The initial hull segment for the namesake of a new class of destroyer was put into place at Bath Iron Works on Thursday, 17 November 2001. Named after Admiral Elmo Zumwalt, this vessel will be the largest ship built at BIW in the past 3 decades. Despite the fine materials and exceptional craftsmanship used in it’s construction, the real question regarding this class is whether our Navy needs it.
DDG-1000 is proclaimed as a “revolutionary” design, but quite a number of folks, myself included, have reservations about that entire concept. Traditional advances in shipbuilding and ship design have always come from evolutionary concepts. Taking a proven design and making it better, using proven and reliable concepts and using those, along with well-thought out concepts about future Navy needs has been the halmark of professional Navies, espially the US Navy. It has been the foundation of strength and the backbone of our ability to be victorious time and time again.

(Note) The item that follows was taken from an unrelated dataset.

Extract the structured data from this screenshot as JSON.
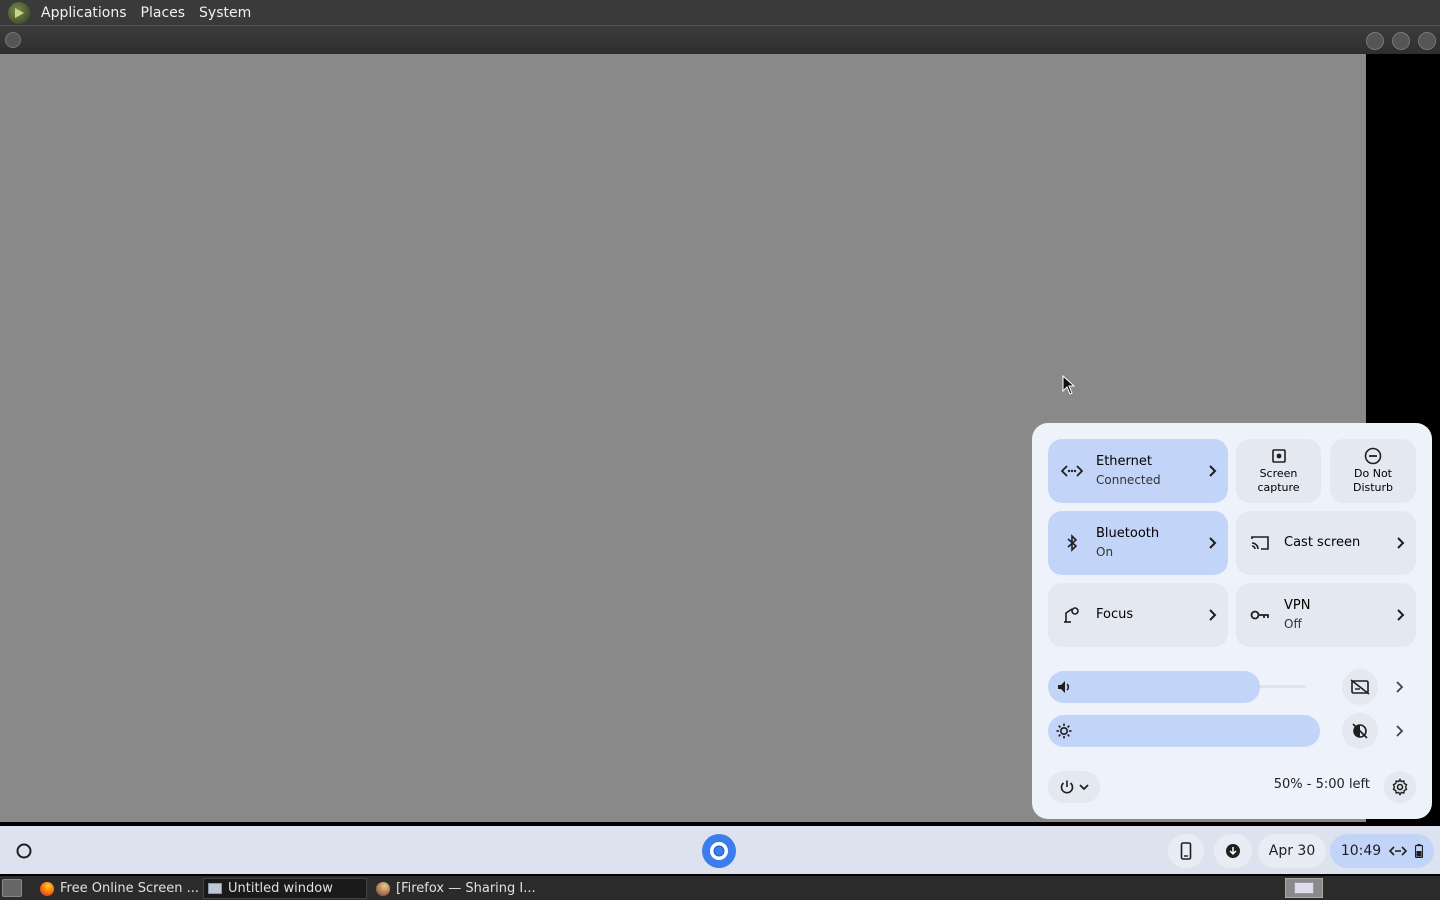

Now comes a new generation of Navy leadership intent on, to my mind, leaving legacy systems and institutions rather than actually addressing the needs of our Navy, and our nation. These men have nearly bankrupted our Navy Shipbuilding budget through their “revolutionary” concepts, left us with a great fleet of white elephants, vice a great fleet, and likely endangered our fleet and our maritime defenses while polishing their names and resumes.
LCS, the Littoral Combat Ship, or as it’s referred to by many, the “Little Crappy Ship” has yet to show any return on it’s investment other than extended maintenance costs, an increasing delay in readiness, virtually no reliability, and nothing to show for the obscene amounts of tax money thrown at it. It is over-sized, under-armed, sucks fuel like a frat boy at a keg party, and has yet to have any of it’s alleged modules available for use.
Now comes the DDG-1000, and over-sized, under-armored, under-armed frankenship whose chief purpose for existence seems to be the guaranteeing of employment for shipbuilders at Bath Iron Works. I absolutely concur that it is well-built. BIW has the finest shipbuilders in the world, and I want to make it clear that I have NO complaints about them. However, with this design, our Navy has been sold a bill of goods. Some of the technology that this ship is supposed to use isn’t even available yet. She has no specified mission for which she is properly designed or armed.
For heaven’s sake, this simple comparison should point out the glaring problem for even the most naive of our citizens: DDG-1000 is as big as the German Pocket Battleship Graf Spee. She is more than 600 feet in length, more than 16,000 tons displacement, and yet her firepower if only a pair of 155mm guns, and 80 VLS boxes, of which the majority are assigned to Sea Sparrow (AAA) use.
More disconcerting is the use of the “Tumblehome” bow. This design is useful for small channels and restricted waters at moderate speeds. However, it has known stability issues, especially at high speeds and heavy seas, both of which this ship should expect to see. The DDG-1000 is a blue-water vessel, and not something to be used in-shore, so why the use of this bow design?
We are building a Tiffany Navy when we need a blue-collar, blue-water navy. We need prize-fighters, not cruise ships.
Our leadership should have taken the initiative to continue with the DDG-51 production, to extend the service life of the CG-47 class cruisers, and to develop a new and evolutionary follow on of the Ticonderoga class, based upon her proven hull design and powerplant.
We could still do this by halting further production of the LCS & DDG-1000 and using that money to keep the DDG-51 line open while a follow-on to CG-41 is developed. We should also give serious consideration to supplementing both of those with a license-built frigate from one of our European allies.
It’s not too late to stop this foolishness. We simply need a congress and a CNO willing to do the right thing, rather than just go along and not make waves.